In addition to CD 15 representation on the Metro Board and enforcement of the city parking occupancy tax, Brimmer thinks bike facilities are part of a larger commitment to accommodate different modes of transportation that allows CD 15 residents to move. “A lot of people in our district depend on public transportation. We don’t have a Blue Line that goes all the way to San Pedro and connects Downtown. The DASH Line is being cut. Certain MTA Lines are being combined with other MTA lines. So a lot of it is the dependence on a bike or a skateboard,” Brimmer told Stephen Box.
At the October 22nd LA Harbor College CD 15 Candidate Forum, Brimmer finished first in a straw poll of 14 candidates. The former Hahn Deputy told audience members at Saturday’s Watts-Willowbrook Candidate Forum he thinks the real question is which candidate will truly fight hard to ensure that CD 15 receives its fair share of city resources. “We have increased fines, fees, and taxes, but our city services are decreasing,” asserted Brimmer at the October 29th Candidate Forum. “It’s crucial that we have repaved streets. The potholes are not only a danger to bicyclists, but they’re a danger to skateboarders, they’re a danger to car drivers, and I really think it’s a sign of a failing infrastructure,” insisted Brimmer. The CD 15 candidate said one of the things he would change is how the city “distributes the miles that get repaved,” which “need to be based off of a triage system.
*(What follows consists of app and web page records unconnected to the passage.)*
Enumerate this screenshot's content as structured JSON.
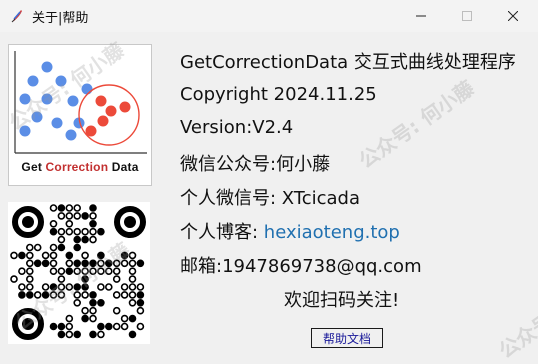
{
  "window": {
    "title": "关于|帮助",
    "icon": "app-icon"
  },
  "logo": {
    "caption_prefix": "Get ",
    "caption_highlight": "Correction",
    "caption_suffix": " Data",
    "highlight_color": "#c23030",
    "blue_color": "#5b8ee6",
    "red_color": "#ec4a3a"
  },
  "info": {
    "line1": "GetCorrectionData 交互式曲线处理程序",
    "line2": "Copyright 2024.11.25",
    "line3": "Version:V2.4",
    "line4": "微信公众号:何小藤",
    "line5": "个人微信号: XTcicada",
    "line6_label": "个人博客: ",
    "line6_link": "hexiaoteng.top",
    "line7": "邮箱:1947869738@qq.com",
    "line8": "欢迎扫码关注!"
  },
  "help_button": {
    "label": "帮助文档"
  },
  "watermark": {
    "text": "公众号: 何小藤"
  }
}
Based off of those streets that have the worst or have the most need, should be the ones that get repaved.”
To promote district pride and increase revenues, Brimmer said cycling can be “marketed in a way that invites the bicyclists internationally, if not nationally and locally, to come to our district and maybe eat there.” According to Brimmer, transforming CD 15 into a bike tourism center will require opening up streets and creating pathways that attract cyclists of varying skill level to the area’s diverse landscape and terrain. “So if you do want to bike up Western Avenue and go up those high hills, you need to be able to have that opportunity. If you want to stay low and stay flat and go through the Harbor Gateway, you need that opportunity as well,” Brimmer enthused.
Over the last month, Brimmer has reiterated he’s running for City Council because he believes too many young people’s lives are being cut short. “One in four members in [CD 15] lives in poverty. Sixty percent of our district is under the age of 34. So we have a fairly young demographic, but one of the things we have to understand is that we have to bring them to the forefront and give them something to do,” remarked Brimmer. “So I knew that what we needed was a visionary and a leader who had a vision or something that was big enough for everybody. Not only in San Pedro,Wilmington and Harbor City, but also the Harbor Gateway and Watts. So that’s why in the [campaign] title we have a joint vision ‘From the Bridge to the Towers,’” explained Brimmer.
Many thanks to Justin Brimmer and his family for participating in Bikeside Speaks and the democratic process! Bikeside looks forward to working with you on bringing the Backbone Network to life in CD 15!
Readers: Join Bikeside to flyer on behalf of the pro-walking and biking candidates of CD 15! For more information, please contact: contact@BikesideLA.org. If you’re a cyclist who lives in Council District 15, don’t forget to vote on Tuesday, November 8th! Click HERE to find your polling place!